● **Work item**: If a line in the data below contains "description", copy it.

● **Material provided**:

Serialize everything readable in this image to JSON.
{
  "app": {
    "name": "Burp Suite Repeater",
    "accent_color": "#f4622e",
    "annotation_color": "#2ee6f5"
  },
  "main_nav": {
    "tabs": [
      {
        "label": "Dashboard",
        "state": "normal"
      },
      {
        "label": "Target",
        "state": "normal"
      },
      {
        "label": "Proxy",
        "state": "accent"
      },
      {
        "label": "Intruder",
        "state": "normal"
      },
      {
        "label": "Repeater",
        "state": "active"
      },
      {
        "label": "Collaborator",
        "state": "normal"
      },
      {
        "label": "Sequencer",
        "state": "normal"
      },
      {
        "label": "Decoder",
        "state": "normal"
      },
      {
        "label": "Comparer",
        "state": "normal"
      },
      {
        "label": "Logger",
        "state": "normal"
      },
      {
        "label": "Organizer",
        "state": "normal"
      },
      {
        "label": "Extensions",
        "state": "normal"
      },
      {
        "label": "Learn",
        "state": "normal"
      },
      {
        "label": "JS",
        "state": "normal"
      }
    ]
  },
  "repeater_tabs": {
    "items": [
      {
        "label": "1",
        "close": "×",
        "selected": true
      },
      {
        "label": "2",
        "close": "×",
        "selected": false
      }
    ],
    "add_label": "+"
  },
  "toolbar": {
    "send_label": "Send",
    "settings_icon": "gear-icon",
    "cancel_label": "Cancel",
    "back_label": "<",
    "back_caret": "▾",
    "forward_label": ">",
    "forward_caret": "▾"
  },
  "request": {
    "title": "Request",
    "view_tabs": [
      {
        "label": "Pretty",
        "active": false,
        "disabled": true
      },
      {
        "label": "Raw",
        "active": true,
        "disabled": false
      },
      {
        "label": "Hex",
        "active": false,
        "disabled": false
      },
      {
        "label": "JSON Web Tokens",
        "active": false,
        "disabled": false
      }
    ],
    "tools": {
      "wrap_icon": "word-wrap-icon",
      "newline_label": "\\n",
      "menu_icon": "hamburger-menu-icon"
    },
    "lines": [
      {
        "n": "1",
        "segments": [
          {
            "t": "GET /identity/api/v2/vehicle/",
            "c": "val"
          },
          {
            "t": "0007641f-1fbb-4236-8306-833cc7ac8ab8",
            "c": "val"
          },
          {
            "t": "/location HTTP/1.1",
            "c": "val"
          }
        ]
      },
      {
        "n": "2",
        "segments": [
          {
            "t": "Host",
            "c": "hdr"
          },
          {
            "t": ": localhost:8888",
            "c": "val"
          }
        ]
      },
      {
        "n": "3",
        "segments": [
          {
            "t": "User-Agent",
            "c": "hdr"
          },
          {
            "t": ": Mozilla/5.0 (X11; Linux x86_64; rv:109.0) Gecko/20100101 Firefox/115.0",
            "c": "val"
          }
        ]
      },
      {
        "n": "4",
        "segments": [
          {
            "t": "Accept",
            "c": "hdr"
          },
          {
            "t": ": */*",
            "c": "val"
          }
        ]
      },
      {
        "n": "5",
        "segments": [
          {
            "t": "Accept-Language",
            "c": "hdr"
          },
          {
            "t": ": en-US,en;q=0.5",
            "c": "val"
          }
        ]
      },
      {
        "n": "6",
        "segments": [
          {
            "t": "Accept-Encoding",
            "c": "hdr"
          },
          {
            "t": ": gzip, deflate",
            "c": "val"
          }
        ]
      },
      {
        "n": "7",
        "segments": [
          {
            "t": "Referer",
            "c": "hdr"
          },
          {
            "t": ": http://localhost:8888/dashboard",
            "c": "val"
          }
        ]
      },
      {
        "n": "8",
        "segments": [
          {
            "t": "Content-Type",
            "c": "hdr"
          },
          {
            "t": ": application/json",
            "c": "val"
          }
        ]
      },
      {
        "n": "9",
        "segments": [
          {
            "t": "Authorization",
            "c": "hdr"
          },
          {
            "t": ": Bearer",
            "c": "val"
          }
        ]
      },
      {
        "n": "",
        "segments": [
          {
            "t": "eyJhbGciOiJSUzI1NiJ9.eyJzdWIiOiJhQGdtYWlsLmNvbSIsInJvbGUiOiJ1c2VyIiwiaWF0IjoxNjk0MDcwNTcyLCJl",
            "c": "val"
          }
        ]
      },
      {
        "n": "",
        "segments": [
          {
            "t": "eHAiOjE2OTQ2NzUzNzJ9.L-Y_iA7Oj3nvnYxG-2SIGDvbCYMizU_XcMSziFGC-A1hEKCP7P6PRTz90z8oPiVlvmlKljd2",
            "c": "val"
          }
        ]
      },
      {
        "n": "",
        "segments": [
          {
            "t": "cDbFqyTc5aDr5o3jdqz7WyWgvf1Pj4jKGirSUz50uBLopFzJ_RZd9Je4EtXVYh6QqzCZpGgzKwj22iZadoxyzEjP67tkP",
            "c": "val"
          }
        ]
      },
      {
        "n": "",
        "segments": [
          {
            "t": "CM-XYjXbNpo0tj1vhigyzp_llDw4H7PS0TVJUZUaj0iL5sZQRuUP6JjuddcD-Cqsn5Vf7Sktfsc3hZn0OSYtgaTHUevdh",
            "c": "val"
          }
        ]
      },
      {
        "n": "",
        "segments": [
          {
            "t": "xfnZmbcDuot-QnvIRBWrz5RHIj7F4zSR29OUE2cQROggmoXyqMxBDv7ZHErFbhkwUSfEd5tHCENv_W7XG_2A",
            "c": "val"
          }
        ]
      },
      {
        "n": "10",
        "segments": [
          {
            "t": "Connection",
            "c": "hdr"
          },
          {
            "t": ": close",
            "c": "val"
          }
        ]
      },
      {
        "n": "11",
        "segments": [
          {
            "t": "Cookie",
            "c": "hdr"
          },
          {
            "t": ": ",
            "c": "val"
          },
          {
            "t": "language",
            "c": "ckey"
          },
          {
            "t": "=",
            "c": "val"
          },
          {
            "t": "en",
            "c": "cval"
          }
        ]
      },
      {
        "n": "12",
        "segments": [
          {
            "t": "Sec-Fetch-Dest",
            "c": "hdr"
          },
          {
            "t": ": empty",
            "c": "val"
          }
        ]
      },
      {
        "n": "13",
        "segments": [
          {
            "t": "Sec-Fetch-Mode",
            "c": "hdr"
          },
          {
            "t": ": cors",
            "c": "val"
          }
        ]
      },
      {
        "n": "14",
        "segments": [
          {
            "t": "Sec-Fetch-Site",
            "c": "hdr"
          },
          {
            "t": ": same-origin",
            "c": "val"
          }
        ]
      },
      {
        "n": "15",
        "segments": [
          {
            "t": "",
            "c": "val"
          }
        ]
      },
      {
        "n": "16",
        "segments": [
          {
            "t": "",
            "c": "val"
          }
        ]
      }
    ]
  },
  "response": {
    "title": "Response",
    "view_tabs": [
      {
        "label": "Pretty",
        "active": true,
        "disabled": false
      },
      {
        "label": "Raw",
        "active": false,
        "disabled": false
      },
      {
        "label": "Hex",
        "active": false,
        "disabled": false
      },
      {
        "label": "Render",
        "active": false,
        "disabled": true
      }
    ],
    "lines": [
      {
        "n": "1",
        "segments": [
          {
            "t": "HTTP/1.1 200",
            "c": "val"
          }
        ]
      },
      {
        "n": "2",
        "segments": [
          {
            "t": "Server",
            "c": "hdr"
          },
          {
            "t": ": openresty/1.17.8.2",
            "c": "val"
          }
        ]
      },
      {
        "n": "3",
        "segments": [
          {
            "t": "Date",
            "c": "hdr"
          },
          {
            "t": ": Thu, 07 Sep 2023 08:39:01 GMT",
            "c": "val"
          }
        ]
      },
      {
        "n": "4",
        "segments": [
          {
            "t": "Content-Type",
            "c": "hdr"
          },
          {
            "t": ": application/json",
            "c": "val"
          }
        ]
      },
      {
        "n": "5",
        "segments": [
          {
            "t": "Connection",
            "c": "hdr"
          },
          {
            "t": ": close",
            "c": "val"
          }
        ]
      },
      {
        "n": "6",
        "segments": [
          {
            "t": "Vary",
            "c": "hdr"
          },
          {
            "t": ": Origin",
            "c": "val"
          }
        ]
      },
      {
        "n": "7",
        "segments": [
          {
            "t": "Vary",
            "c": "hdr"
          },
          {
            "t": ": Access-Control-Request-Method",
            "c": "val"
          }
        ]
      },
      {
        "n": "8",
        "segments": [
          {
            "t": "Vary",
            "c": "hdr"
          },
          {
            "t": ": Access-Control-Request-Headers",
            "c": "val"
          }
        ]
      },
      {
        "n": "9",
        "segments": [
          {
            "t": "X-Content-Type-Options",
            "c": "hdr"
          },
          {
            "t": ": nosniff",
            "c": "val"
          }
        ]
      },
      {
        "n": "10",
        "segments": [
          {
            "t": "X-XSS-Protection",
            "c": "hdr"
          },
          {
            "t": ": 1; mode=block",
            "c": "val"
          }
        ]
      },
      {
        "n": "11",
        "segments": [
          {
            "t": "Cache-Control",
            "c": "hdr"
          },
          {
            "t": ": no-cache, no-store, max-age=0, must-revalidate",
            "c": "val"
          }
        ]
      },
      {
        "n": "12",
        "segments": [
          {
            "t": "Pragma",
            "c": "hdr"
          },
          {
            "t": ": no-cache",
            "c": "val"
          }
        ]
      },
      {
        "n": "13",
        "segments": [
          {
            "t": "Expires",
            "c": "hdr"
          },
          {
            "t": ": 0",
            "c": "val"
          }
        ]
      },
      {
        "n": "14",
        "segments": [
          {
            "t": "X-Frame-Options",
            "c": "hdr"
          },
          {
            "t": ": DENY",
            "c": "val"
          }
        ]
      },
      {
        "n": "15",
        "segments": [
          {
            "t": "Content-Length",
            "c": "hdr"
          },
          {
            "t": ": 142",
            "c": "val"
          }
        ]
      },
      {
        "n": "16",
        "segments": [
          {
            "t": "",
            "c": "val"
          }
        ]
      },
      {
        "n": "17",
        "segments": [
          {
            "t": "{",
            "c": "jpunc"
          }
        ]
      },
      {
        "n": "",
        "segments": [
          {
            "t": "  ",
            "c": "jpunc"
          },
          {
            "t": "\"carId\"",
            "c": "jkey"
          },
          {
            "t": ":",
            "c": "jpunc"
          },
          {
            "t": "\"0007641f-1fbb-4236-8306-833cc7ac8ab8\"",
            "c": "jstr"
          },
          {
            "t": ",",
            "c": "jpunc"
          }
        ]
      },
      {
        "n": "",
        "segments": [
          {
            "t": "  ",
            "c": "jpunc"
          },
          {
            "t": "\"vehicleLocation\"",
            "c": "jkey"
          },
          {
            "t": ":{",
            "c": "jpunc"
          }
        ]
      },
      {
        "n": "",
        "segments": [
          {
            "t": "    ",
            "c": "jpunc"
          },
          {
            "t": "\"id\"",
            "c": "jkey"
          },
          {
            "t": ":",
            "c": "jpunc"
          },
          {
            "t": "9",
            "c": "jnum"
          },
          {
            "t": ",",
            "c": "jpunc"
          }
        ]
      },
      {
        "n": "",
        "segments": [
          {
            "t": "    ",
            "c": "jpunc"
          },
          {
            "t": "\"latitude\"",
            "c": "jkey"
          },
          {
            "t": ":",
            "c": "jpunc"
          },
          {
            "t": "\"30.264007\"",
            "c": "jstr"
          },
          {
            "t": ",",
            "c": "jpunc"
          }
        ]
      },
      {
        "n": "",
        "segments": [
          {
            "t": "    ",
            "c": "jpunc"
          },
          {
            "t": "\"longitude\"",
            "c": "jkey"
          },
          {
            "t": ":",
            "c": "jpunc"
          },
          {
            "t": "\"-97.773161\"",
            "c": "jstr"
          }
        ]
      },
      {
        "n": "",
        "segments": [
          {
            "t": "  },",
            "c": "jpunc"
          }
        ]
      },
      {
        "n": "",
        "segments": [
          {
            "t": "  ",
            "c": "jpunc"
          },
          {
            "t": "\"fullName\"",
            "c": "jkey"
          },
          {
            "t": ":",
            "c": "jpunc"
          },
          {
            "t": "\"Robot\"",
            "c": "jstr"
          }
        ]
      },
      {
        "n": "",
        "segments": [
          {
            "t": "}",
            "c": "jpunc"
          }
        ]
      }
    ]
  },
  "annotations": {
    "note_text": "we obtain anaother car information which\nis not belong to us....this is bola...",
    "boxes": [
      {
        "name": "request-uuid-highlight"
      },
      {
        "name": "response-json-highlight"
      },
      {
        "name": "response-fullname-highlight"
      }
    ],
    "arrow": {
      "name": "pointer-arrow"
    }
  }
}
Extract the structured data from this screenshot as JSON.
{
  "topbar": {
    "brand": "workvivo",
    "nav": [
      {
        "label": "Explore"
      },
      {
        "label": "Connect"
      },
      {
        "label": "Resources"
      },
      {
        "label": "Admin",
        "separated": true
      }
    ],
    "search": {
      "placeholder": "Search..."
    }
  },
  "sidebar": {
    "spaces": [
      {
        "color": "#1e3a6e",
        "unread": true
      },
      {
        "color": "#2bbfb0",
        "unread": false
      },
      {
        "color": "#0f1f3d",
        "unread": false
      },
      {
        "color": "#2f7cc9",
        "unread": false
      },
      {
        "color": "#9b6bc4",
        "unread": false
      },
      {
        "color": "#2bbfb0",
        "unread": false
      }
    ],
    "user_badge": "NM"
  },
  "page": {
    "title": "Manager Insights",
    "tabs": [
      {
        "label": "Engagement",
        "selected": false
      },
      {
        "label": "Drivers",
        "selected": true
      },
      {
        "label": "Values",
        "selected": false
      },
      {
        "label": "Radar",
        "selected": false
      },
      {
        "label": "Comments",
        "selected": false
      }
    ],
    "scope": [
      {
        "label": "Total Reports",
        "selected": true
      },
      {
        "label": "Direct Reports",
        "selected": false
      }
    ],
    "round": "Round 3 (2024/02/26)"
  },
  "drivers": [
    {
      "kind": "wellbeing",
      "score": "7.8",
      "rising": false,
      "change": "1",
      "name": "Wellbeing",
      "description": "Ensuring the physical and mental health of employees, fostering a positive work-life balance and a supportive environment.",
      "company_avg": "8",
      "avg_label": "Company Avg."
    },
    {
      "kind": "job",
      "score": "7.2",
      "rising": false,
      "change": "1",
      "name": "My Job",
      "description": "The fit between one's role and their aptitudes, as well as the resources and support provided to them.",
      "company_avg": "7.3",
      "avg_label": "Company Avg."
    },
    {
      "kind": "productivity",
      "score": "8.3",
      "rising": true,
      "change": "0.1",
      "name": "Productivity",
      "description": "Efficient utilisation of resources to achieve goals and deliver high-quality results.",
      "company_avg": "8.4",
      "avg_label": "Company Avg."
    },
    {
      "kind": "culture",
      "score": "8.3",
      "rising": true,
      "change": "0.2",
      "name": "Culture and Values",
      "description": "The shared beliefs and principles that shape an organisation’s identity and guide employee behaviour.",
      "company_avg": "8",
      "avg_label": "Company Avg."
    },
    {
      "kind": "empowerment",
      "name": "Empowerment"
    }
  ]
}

● **Solved exercise**:
      "description": "Ensuring the physical and mental health of employees, fostering a positive work-life balance and a supportive environment.",
      "description": "The fit between one's role and their aptitudes, as well as the resources and support provided to them.",
      "description": "Efficient utilisation of resources to achieve goals and deliver high-quality results.",
      "description": "The shared beliefs and principles that shape an organisation’s identity and guide employee behaviour.",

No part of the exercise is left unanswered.